To a scholarship committee, strong letters of recommendation represent a reliable third party’s objective appraisal of your potential as a developing contributor to society. Even though it is ultimately up to your recommenders to write these letters, there is still much you can do to ensure that your letters of recommendation are outstanding and to help your recommenders have an easy a job as possible.

Provide your recommender with the tools needed by:

  1. Cultivating a relationship. Get to know your recommenders well.
    1. Sit at the front of their classes.
    2. Ask questions.
    3. Be alert.
    4. Go to office hours.
      1. Use this time to make sure you understand the subject of the classes well.
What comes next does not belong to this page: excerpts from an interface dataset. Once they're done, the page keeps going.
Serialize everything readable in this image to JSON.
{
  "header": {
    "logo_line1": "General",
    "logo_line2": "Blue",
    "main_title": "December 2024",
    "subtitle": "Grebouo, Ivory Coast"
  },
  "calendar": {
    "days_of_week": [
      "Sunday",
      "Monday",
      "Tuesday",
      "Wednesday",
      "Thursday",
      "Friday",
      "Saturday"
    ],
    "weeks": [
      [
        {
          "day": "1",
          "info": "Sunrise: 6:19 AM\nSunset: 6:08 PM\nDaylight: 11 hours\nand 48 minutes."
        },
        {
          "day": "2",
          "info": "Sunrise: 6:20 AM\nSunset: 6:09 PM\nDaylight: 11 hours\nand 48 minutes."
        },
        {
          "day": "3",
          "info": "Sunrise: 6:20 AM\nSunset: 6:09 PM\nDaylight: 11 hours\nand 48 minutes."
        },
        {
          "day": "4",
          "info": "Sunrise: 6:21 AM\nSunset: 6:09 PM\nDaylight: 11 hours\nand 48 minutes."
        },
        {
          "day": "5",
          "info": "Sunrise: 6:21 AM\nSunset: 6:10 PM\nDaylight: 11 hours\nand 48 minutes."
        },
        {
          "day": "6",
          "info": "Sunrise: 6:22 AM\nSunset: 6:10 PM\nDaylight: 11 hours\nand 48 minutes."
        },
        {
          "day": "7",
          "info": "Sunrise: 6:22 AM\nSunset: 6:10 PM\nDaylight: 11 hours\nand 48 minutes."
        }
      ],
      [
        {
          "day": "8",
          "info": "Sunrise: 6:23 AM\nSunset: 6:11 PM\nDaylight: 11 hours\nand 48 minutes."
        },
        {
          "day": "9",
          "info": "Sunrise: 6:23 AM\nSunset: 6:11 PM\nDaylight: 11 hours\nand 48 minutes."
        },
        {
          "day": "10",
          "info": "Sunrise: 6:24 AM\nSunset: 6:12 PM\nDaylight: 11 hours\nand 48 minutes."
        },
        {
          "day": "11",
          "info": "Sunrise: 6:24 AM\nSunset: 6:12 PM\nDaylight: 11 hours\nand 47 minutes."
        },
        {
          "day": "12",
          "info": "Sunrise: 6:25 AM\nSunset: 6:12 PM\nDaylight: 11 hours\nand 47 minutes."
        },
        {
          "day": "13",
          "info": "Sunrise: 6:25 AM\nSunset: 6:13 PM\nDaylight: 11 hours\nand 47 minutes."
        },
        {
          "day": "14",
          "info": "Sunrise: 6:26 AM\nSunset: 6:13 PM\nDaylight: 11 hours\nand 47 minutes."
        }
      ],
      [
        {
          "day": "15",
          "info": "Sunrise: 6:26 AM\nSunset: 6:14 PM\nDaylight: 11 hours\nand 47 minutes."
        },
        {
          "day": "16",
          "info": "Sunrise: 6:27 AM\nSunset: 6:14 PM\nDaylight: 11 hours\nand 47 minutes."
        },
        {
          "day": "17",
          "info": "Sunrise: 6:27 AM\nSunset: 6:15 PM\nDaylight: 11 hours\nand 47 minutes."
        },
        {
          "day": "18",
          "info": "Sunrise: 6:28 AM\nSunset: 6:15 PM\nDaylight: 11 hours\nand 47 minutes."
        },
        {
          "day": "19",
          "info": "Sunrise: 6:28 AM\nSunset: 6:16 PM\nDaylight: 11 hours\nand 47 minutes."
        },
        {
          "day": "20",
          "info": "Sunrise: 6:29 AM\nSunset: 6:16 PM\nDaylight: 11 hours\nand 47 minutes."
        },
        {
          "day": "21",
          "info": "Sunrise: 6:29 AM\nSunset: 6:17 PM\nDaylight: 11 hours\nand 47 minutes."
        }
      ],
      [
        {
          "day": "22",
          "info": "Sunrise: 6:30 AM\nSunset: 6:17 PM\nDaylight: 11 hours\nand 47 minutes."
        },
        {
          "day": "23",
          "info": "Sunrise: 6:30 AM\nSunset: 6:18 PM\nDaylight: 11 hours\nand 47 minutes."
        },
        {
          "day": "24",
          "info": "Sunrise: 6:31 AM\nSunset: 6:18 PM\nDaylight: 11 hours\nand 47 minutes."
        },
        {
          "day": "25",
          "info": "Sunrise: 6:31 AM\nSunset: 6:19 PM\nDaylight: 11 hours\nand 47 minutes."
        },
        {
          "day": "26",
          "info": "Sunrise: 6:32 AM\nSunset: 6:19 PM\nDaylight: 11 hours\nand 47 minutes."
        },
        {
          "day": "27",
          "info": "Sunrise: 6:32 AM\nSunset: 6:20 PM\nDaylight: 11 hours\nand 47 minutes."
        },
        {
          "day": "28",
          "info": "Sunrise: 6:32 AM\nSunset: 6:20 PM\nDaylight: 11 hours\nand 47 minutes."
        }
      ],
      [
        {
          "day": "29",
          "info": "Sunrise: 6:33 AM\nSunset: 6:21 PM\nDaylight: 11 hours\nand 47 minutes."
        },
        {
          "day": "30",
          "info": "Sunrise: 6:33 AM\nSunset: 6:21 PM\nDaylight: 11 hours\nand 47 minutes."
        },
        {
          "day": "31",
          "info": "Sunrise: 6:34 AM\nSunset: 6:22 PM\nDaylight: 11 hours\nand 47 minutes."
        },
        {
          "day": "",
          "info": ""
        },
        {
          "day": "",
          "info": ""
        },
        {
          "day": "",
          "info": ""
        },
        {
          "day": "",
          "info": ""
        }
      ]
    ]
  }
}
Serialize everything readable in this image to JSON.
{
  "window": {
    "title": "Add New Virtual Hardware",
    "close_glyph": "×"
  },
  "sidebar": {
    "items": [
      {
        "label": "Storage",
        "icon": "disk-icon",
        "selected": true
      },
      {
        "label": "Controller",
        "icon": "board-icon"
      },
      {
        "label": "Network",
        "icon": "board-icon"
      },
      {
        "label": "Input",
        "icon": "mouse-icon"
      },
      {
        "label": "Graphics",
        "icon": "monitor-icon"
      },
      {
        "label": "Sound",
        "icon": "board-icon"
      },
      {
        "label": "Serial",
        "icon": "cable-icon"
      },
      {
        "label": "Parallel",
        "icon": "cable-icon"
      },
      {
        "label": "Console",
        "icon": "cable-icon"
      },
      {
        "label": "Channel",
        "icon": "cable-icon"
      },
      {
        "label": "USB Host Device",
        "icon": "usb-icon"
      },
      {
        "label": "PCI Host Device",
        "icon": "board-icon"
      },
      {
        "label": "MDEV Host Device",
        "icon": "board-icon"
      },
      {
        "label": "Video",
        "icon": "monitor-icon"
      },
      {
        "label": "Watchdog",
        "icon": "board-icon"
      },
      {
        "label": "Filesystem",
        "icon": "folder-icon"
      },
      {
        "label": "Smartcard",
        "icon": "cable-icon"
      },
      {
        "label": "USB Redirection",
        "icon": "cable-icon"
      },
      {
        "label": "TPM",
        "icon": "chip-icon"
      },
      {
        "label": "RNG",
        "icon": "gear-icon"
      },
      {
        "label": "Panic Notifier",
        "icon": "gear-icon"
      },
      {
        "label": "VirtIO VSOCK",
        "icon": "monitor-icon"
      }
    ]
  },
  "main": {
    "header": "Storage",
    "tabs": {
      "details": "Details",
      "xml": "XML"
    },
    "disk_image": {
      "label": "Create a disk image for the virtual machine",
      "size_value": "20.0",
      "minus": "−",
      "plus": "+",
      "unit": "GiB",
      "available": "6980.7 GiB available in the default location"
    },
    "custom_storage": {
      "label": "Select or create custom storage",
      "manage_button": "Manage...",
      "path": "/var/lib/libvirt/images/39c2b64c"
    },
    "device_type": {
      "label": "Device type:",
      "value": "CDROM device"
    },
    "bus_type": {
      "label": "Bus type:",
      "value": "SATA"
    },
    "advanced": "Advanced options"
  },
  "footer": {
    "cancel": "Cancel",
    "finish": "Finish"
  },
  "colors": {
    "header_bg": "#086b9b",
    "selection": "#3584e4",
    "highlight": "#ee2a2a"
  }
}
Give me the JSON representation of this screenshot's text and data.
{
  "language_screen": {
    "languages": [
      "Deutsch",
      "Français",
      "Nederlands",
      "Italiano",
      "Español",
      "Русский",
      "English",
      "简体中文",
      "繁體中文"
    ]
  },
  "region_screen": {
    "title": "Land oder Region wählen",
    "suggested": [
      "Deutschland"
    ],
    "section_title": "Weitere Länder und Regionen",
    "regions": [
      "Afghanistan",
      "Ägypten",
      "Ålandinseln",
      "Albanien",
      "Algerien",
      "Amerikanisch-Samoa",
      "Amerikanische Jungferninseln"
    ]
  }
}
      2. Set up an appointment to discuss your personal and professional plans and aspirations. Spend some time contemplating the following topics so you’ll be prepared to communicate well with your recommenders.
        1. During your college education, do you plan to:
          1. Travel abroad?
          2. Have an internship or two?
          3. Join or lead clubs that interest you?
          4. Apply for scholarships:
            1. In the major or field in that department?
            2. For travel abroad?
            3. Distinguished scholarships?
        2. Discuss your short- and long-term goals and plans.
  2. Communicating your goals clearly. Let your recommenders know why you plan to apply for a scholarship. If you are applying for more than one distinguished scholarship, you must do this for every scholarship as each has different goals.
    1. What’s special about this scholarship?
    2. How does it fit with your goals and plans?
    3. What qualifies you for this scholarship?
  3. Providing helpful background information on awards. Provide your recommenders with a bulleted summary of the scholarship(s) you plan to apply for; this shows that you have done your homework. Include information about the scholarship deadlines and how the recommenders will provide information. Also, don’t forget to include a website for further information.
  4. Making sure recommenders know the details of your accomplishments. Supply your recommenders with your resume, but first:
    1. Make sure it includes:
      1. All of your work and volunteer activities since senior year of high school.
      2. All of your awards, scholarships, and honors since senior year of high school.
      3. All of your internships, languages, andspecial skills.
    2. Have people you personally know and trust read your resume, and have you made sure you have included all pertinent details? (For example, family and friends may remember accomplishments that you haven’t listed.)
    3. Have your resume reviewed at the Academic Success and Career Center (ASCC) in Lighty 180. Get an expert’s opinion of your document.
    4. Ask yourself what you hope your recommender will say about you for each distinguished scholarship you are applying for. Have you done something in particular with your recommender–research or a special project? Be sure to include this in your resume or bulleted list. Don’t assume that recommenders have great memories; do assume that they are very busy people!
  5. Coordinating effectively. Provide the timeline within which you need the recommendation (a month is the shortest amount of time you should expect).
  6. As appropriate, check in by email to remind your recommender about the timeline.
  7. Demonstrating gratitude. DO NOT forget that a handwritten letter of thank you is appropriate once the letter has been submitted. Make sure your recommenders know you appreciate the time they took out of their busy schedules to invest in your future.